▸ **Data**:
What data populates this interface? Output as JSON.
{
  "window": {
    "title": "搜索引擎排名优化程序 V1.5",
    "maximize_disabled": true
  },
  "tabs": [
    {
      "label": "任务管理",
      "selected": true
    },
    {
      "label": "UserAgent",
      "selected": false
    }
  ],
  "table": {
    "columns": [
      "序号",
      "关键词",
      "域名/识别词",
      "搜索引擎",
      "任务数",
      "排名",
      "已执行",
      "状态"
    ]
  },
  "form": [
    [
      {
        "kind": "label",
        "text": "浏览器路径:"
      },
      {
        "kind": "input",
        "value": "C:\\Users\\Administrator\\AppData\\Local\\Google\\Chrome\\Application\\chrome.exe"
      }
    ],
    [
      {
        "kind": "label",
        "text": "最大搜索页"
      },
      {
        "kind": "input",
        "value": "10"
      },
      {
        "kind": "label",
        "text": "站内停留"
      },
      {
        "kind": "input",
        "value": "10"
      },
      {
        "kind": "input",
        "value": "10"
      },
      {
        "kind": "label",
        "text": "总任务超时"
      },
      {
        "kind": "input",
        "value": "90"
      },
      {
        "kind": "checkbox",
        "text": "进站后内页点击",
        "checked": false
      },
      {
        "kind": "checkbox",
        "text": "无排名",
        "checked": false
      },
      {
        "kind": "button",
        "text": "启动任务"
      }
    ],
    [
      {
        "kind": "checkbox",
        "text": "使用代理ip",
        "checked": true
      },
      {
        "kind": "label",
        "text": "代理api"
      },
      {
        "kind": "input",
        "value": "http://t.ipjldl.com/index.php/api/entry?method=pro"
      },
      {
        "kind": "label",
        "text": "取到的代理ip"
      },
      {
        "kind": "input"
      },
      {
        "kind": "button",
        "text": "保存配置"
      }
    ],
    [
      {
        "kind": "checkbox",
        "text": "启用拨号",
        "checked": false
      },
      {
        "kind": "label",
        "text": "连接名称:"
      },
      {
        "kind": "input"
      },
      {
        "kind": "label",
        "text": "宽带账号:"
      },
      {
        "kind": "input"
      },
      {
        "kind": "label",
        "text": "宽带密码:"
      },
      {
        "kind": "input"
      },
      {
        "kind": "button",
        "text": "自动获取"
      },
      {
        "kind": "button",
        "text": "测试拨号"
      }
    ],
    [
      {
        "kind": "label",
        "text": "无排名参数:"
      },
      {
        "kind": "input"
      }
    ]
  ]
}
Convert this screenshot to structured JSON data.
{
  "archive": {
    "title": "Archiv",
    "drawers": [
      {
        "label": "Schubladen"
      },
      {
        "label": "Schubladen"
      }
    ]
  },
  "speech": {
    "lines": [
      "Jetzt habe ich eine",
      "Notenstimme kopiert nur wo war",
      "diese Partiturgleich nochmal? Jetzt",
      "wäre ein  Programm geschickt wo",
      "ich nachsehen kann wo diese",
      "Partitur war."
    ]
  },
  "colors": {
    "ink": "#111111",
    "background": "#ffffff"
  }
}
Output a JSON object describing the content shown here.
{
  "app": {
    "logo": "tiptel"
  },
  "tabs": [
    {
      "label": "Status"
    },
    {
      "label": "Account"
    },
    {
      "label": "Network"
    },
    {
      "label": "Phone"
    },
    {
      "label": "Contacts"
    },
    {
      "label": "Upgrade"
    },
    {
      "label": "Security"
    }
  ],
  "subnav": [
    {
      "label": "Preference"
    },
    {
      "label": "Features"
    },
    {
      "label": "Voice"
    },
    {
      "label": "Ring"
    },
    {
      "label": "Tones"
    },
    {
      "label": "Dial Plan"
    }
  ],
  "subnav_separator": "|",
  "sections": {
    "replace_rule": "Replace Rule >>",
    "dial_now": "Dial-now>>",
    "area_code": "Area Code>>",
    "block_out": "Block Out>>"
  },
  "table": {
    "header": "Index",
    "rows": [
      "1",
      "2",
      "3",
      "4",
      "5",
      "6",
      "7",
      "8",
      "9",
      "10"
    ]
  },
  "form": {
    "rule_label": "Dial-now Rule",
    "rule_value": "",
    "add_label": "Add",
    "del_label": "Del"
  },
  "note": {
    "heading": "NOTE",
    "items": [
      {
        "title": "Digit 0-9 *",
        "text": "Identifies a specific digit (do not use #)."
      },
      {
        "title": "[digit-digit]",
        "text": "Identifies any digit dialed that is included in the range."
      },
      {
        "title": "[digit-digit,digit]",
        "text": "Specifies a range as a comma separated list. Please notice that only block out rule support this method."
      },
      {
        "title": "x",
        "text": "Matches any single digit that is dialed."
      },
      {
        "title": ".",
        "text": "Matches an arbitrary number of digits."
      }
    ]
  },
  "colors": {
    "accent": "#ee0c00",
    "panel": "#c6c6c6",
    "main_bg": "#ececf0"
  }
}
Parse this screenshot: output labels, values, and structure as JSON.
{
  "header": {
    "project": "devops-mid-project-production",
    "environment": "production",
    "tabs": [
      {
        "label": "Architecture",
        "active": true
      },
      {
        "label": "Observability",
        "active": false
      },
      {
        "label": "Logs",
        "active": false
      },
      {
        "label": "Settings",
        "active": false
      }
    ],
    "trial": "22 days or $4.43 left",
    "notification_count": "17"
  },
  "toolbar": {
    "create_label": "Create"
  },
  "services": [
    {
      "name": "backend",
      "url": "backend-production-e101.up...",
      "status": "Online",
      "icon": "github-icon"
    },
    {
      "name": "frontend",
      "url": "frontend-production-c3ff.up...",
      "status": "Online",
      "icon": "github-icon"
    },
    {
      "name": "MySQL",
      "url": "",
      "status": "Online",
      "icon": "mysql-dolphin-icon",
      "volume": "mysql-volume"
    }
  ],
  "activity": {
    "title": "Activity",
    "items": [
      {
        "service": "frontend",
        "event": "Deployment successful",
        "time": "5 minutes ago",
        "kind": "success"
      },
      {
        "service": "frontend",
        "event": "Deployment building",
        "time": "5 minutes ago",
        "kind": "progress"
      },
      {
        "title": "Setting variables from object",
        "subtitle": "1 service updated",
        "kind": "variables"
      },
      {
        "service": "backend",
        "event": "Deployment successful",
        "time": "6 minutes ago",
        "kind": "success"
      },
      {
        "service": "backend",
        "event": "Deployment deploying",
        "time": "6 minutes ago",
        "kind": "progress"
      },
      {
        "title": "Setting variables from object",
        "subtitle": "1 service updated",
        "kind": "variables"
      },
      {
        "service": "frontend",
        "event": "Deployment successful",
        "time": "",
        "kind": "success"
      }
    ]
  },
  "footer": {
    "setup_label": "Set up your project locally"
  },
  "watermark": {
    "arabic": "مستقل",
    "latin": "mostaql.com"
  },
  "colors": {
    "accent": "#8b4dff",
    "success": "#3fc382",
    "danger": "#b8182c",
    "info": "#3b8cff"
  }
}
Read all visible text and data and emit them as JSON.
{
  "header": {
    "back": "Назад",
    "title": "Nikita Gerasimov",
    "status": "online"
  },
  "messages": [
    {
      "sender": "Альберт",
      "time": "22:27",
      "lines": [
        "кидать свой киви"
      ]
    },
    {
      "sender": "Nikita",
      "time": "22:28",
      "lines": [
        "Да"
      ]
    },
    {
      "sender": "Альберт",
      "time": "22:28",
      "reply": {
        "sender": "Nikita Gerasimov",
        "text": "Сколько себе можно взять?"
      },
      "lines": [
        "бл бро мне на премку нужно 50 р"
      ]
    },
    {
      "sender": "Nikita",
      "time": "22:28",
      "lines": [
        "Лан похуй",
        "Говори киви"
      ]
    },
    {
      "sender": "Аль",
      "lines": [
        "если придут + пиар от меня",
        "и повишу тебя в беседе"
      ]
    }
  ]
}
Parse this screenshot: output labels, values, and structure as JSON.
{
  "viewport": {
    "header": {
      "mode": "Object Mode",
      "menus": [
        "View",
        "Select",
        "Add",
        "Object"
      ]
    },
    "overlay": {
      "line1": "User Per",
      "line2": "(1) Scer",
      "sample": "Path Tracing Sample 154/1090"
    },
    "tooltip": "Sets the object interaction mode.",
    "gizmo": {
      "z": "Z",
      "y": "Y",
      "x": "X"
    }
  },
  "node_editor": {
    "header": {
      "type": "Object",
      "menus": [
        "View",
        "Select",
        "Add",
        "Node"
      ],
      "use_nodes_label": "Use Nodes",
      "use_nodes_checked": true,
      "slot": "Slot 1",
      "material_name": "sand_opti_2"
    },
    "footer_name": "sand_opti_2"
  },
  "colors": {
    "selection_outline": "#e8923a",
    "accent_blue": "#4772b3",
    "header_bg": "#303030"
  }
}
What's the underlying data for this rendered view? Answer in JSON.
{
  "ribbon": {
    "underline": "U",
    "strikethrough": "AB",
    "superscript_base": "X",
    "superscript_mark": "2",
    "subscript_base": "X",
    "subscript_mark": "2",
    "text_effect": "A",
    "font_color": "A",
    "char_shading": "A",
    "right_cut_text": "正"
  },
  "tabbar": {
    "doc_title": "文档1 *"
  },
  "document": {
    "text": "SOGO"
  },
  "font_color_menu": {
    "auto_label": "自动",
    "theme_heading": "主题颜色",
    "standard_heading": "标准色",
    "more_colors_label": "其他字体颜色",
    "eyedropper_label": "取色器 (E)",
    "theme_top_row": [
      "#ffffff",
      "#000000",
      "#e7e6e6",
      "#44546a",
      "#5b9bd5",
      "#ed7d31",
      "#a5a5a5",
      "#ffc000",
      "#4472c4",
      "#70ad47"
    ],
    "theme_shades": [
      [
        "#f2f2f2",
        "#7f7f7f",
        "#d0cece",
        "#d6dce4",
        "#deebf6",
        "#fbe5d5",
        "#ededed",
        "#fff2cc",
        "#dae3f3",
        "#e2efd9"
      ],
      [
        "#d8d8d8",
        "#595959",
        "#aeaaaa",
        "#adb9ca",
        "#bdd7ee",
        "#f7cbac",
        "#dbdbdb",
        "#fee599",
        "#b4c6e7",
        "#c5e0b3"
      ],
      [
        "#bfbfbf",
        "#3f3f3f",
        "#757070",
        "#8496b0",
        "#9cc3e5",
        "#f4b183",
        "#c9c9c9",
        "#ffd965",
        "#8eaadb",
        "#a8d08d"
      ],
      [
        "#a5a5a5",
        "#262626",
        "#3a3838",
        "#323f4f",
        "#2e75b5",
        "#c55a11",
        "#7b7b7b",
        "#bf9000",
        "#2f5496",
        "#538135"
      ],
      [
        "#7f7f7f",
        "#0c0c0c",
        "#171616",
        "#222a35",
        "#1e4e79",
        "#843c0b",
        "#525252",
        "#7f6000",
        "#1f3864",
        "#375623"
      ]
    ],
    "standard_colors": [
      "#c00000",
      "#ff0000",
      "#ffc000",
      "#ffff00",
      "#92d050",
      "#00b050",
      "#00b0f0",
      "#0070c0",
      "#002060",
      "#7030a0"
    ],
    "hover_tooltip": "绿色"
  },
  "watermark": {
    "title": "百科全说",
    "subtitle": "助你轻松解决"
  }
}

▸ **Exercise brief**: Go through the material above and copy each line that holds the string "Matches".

▸ **Response**:
        "text": "Matches any single digit that is dialed."
        "text": "Matches an arbitrary number of digits."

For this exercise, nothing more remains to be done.